bio en español
Gary Smulyan was born April 4, 1956, in Bethpage, New York. The gifted multi-instrumentalist started his music career by first learning alto saxophone during his teenage years on Long Island. Today he is critically acclaimed across-the-board and recognized as a major voice on the baritone saxophone. His playing is marked by an aggressive rhythmic sense, an intelligent and creative harmonic approach and, perhaps most importantly, a strong and incisive wit.
While still in high school, he had the chance to sit in with major Jazz artists such as legendary trumpeter Chet Baker, saxophonist Lee Konitz, trombonist Jimmy Knepper and violinist Ray Nance. After graduating high school he at¬tended SUNY-Postsdam and Hofstra University before he joined Woody Herman’s Young Thundering Herd in 1978. It was a remarkable collection of young musicians who ultimately would find themselves in the forefront of present-day Jazz. Joining Smulyan in the band were saxophonist Joe Lovano, bassist Marc Johnson and drummer John Riley, who would eventu¬ally become a fixture in the Vanguard Jazz Orchestra.
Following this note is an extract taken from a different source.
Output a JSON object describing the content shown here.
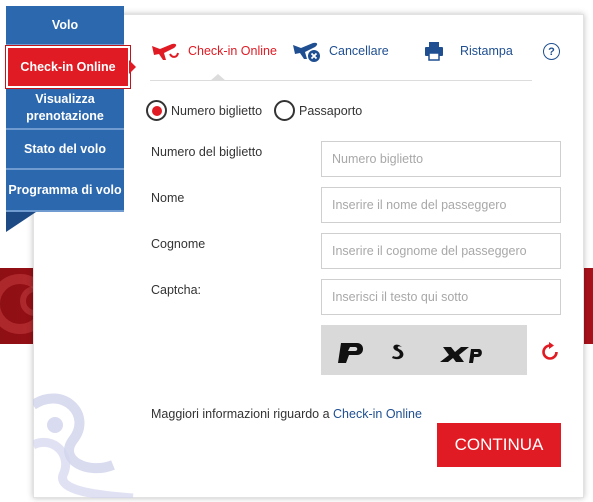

In 1980, unlike many of his colleagues and peers Smulyan didn’t have to go very far to move into New York City where he became part of the Mel Lewis Jazz Orchestra then under the direction of Bob Brookmeyer. Smulyan also found work with other important large ensembles including the Mingus Epitaph band and the Smithsonian Jazz Masterworks Orchestra.
Gradually establishing himself, the talented Smulyan was asked to share the stage and the recording studio with a stunning potpourri of luminaries including: trumpeters Freddie Hubbard and Dizzy Gillespie, saxophonist Stan Getz, pianist Chick Corea, timbales king Tito Puente, and R&B/Blues and Soul icons Ray Charles, B.B. King and Diana Ross.
Nowadays, Smulyan continues to play with wide variety of artists – each presenting him with an opportunity to fully express himself. In addition to his work on Monday nights with the Vanguard Jazz Orchestra, Smulyan remains close with Lovano, working with him in his nine-piece Nonet; then there is the exhilarating and liberating Dave Holland Octet and the seminal bassist’s Big Band. Beyond that, Smulyan has also enjoyed stints in the cooperative Three Baritone Saxophone Band as well as working with powerhouse tenor saxophonist George Coleman in his octet and the Dizzy Gillespie All-Star Big Band that, like the Vanguard Jazz Orchestra, is comprised of some of the world’s best players. He is also part of Harry Allen’s New York Saxophone Band.
No matter who he is performing with – or whether he is leading his own band at the time – Smulyan brings to the stage the spirit, style and savvy of a deep¬ toned master of bebop. “Gary Smulyan’s lineage comes more from musicians like Cecil Payne, Leo Parker, Pepper Adams, Serge Chaloff and Nick Brignola – the few baritonists that dared to master the tricky, chromatic music known as bebop,” wrote All About Jazz’s Francis Lo Kee in a review. “Indeed … Smulyan is fluent in the language.” Smulyan was heavily influenced by Adams, who was known as “The Knife” for his hearty tone and the energy of his rhythmic playing style. Smulyan’s Homage was recorded following Adams’ death, and every track on the recording, released in 1994, is written by Adams.
Smulyan, in addition to recording in support of a myriad of people began to accumulate a discography as a leader. “Smulyan’s tone seems to get bigger and his ideas more expansive from album to album,” wrote long-time critic Doug Ramsey in Jazz Times magazine. In 1995, WBGO, the all-Jazz, Newark, N.J.-based NPR station voted Smulyan’s Saxophone Mosaic as one of the best 25 CDs of 1995; two years later the Boston Globe selected the baritone saxophonist’s Gary Smulyan with Strings as one of the 10 best Jazz CDs of 1997. Always in search of new ideas, in 2008 Smulyan released High Noon – The Jazz Soul of Frankie Laine; it is a nine-piece band tribute to the prolific 1940s and 1950s pop singer Frankie Laine who died in 2007 at age 93. “This is the kind of album whose melodies linger after the session’s over,” wrote another long-time critic, Owen Cordle of Charlotte News and Observer. His latest release is Smul’s paradise, on Capri Records (2011), featuring the powerful organ sounds of Mike LeDonne.
Smulyan has consistently been ranked as the Number One baritone saxophone player in the annual Downbeat Readers and Critics polls.